Daily Independent (Lagos)
Alexandra Mede And Adeola Yusuf
2 December 2010
Abuja/Lagos — The Economic and Financial Crimes Commission (EFCC) disclosed on Thursday that it is preparing charges against former Unites States Vice president, Dick Cheney, in connection with the $180 million bribery scandal allegedly involving Halliburton.
EFCC Spokesman Femi Babafemi confirmed the plan and said the charges will reflect the role Cheney allegedly played in the scam when he was Halliburton Chairman and Chief Executive Officer (CEO) between 1995 and 2000.
The charges will be ready early next week, and are connected with the construction of a liquefied natural gas plant in Bonny, Rivers State, Babafemi added.
Earlier this week, the EFCC summoned top local officials from Halliburton as part of the investigations.
The summons came a few days after the EFCC raided the Halliburton office in Lagos, arrested 11 officials, and carted away documents.
The EFCC also raided Shell's office in Lagos in a separate investigation of a $240 million bribery scandal, arresting its executive who was to be questioned over recent cases settled in the U.S. involving Panalpina World Transport.
The executives of the two companies are still held in EFCC custody.
The allegations involved alleged bribery in a range of countries, including Nigeria.
Shell agreed to pay some $48 million as part of the settlements.
Asked whether Cheney would be charged over the Halliburton scam, Babafemi said, "It's true ... definitely."
Cheney served as Halliburton CEO before becoming Vice President under George W. Bush from 2001 to 2009.
Cheney was one of America's most powerful and controversial Vice Presidents, as well as a driving force behind Bush's "war on terror."
He has struggled with a series of health problems related to heart ailments.
The Halliburton case involves an alleged cash-for-contract scandal spanning 10 years until 2005 over construction of the gas plant.
Halliburton has denied involvement in the allegations.
However, the American authorities said last year that the company and its former subsidiary, Kellogg Brown and Root (KBR), had agreed to pay $579 million in fines related to the case.
It was one of the biggest fines ever paid by a U.S. company in a foreign corruption case.
In October, an aide to former President Olusegun Obasanjo was charged to court in Abuja in a probe linked to the scam.
Babafemi said the case is likely to be amended to include Cheney and others.
Nigeria is one of the world's largest oil producers, but corruption remains deeply entrenched.
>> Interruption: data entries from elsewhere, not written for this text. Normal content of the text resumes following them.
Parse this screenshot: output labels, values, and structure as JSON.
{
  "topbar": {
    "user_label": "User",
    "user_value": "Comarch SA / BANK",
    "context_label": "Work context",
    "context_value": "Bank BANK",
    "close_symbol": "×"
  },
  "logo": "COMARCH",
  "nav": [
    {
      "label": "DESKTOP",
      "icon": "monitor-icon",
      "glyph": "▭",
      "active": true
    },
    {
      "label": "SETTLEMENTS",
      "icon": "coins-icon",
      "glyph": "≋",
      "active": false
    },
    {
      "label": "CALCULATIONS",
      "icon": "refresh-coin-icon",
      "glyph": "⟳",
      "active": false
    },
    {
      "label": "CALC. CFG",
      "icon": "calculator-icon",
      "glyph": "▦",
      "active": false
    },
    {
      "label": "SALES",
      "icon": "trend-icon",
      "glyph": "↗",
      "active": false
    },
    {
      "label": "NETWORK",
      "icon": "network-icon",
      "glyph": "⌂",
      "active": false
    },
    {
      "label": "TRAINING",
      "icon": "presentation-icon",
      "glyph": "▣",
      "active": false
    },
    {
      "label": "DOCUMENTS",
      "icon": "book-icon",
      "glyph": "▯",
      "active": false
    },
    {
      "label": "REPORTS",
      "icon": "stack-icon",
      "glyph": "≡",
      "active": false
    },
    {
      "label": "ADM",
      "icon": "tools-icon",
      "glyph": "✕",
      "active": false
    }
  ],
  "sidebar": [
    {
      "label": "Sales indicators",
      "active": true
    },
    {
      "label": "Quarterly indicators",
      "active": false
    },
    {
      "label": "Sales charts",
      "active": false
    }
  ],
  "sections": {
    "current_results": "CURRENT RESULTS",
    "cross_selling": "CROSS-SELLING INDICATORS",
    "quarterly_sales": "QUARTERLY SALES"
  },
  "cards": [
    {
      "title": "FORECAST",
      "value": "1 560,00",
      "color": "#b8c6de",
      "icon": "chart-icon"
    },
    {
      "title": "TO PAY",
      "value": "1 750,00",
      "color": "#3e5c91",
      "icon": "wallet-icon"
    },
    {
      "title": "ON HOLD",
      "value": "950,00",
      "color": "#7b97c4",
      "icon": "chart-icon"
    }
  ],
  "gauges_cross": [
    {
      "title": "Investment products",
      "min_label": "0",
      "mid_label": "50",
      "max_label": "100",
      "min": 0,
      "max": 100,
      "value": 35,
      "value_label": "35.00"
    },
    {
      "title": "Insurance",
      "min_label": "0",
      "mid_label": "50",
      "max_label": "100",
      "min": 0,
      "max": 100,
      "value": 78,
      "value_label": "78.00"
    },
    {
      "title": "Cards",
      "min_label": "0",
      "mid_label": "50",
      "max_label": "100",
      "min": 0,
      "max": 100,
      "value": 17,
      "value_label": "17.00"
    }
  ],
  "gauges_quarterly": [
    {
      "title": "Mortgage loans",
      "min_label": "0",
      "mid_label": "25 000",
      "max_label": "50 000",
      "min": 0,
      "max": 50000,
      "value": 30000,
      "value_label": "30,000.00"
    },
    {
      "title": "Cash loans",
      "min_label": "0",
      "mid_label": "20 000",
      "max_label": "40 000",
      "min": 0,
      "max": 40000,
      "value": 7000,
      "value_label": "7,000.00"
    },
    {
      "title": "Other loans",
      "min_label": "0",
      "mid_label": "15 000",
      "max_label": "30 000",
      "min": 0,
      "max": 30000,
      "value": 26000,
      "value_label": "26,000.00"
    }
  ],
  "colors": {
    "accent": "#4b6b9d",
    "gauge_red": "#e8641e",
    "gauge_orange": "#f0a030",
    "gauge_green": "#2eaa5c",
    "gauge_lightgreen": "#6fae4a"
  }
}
Non-governmental organisations consistently rank the country as one of the world's most corrupt.
The EFCC was established in 2004 to probe corruption allegations and has carried out a series of high-profile prosecutions. View the original article here